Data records
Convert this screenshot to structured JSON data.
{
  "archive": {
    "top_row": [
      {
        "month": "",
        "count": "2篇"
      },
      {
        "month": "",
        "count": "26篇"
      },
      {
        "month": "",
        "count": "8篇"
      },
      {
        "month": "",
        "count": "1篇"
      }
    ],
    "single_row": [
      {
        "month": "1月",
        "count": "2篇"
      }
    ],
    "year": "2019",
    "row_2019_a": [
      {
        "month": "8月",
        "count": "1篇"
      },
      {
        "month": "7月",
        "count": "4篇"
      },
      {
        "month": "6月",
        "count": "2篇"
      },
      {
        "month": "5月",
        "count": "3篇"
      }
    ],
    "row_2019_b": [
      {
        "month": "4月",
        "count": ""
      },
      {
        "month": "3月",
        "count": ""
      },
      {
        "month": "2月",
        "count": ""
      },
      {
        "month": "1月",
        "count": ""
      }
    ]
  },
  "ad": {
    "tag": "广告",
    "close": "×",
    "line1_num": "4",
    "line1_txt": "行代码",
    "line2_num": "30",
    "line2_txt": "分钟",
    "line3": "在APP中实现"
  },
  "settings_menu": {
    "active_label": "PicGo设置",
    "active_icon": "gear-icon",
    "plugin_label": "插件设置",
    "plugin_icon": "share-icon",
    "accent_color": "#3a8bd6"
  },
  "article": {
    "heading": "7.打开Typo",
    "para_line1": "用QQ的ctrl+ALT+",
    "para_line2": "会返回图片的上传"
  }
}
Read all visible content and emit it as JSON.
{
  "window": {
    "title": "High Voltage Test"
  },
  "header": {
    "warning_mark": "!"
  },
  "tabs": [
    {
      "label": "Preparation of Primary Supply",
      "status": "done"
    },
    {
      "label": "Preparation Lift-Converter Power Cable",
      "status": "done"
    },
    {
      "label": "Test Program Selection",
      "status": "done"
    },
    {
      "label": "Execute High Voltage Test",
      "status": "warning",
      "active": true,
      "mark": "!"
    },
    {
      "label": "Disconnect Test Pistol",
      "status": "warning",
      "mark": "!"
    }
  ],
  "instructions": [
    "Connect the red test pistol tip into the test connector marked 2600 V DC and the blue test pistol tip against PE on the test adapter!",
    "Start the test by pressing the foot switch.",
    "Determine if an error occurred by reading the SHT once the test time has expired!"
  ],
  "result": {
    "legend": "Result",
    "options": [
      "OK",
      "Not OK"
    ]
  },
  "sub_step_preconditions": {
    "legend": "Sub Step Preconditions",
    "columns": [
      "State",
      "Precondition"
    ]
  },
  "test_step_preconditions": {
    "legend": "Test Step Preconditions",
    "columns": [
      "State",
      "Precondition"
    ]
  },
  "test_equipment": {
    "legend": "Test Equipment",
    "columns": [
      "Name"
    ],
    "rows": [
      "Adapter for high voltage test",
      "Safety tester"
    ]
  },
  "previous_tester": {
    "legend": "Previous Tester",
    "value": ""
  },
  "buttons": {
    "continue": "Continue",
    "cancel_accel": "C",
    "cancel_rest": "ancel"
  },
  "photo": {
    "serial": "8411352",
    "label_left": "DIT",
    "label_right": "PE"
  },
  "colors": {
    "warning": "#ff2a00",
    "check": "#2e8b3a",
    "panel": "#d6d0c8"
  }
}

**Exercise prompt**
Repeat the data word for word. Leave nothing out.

**Result**
Convert this screenshot to structured JSON data.
{
  "archive": {
    "top_row": [
      {
        "month": "",
        "count": "2篇"
      },
      {
        "month": "",
        "count": "26篇"
      },
      {
        "month": "",
        "count": "8篇"
      },
      {
        "month": "",
        "count": "1篇"
      }
    ],
    "single_row": [
      {
        "month": "1月",
        "count": "2篇"
      }
    ],
    "year": "2019",
    "row_2019_a": [
      {
        "month": "8月",
        "count": "1篇"
      },
      {
        "month": "7月",
        "count": "4篇"
      },
      {
        "month": "6月",
        "count": "2篇"
      },
      {
        "month": "5月",
        "count": "3篇"
      }
    ],
    "row_2019_b": [
      {
        "month": "4月",
        "count": ""
      },
      {
        "month": "3月",
        "count": ""
      },
      {
        "month": "2月",
        "count": ""
      },
      {
        "month": "1月",
        "count": ""
      }
    ]
  },
  "ad": {
    "tag": "广告",
    "close": "×",
    "line1_num": "4",
    "line1_txt": "行代码",
    "line2_num": "30",
    "line2_txt": "分钟",
    "line3": "在APP中实现"
  },
  "settings_menu": {
    "active_label": "PicGo设置",
    "active_icon": "gear-icon",
    "plugin_label": "插件设置",
    "plugin_icon": "share-icon",
    "accent_color": "#3a8bd6"
  },
  "article": {
    "heading": "7.打开Typo",
    "para_line1": "用QQ的ctrl+ALT+",
    "para_line2": "会返回图片的上传"
  }
}
Read all visible content and emit it as JSON.
{
  "window": {
    "title": "High Voltage Test"
  },
  "header": {
    "warning_mark": "!"
  },
  "tabs": [
    {
      "label": "Preparation of Primary Supply",
      "status": "done"
    },
    {
      "label": "Preparation Lift-Converter Power Cable",
      "status": "done"
    },
    {
      "label": "Test Program Selection",
      "status": "done"
    },
    {
      "label": "Execute High Voltage Test",
      "status": "warning",
      "active": true,
      "mark": "!"
    },
    {
      "label": "Disconnect Test Pistol",
      "status": "warning",
      "mark": "!"
    }
  ],
  "instructions": [
    "Connect the red test pistol tip into the test connector marked 2600 V DC and the blue test pistol tip against PE on the test adapter!",
    "Start the test by pressing the foot switch.",
    "Determine if an error occurred by reading the SHT once the test time has expired!"
  ],
  "result": {
    "legend": "Result",
    "options": [
      "OK",
      "Not OK"
    ]
  },
  "sub_step_preconditions": {
    "legend": "Sub Step Preconditions",
    "columns": [
      "State",
      "Precondition"
    ]
  },
  "test_step_preconditions": {
    "legend": "Test Step Preconditions",
    "columns": [
      "State",
      "Precondition"
    ]
  },
  "test_equipment": {
    "legend": "Test Equipment",
    "columns": [
      "Name"
    ],
    "rows": [
      "Adapter for high voltage test",
      "Safety tester"
    ]
  },
  "previous_tester": {
    "legend": "Previous Tester",
    "value": ""
  },
  "buttons": {
    "continue": "Continue",
    "cancel_accel": "C",
    "cancel_rest": "ancel"
  },
  "photo": {
    "serial": "8411352",
    "label_left": "DIT",
    "label_right": "PE"
  },
  "colors": {
    "warning": "#ff2a00",
    "check": "#2e8b3a",
    "panel": "#d6d0c8"
  }
}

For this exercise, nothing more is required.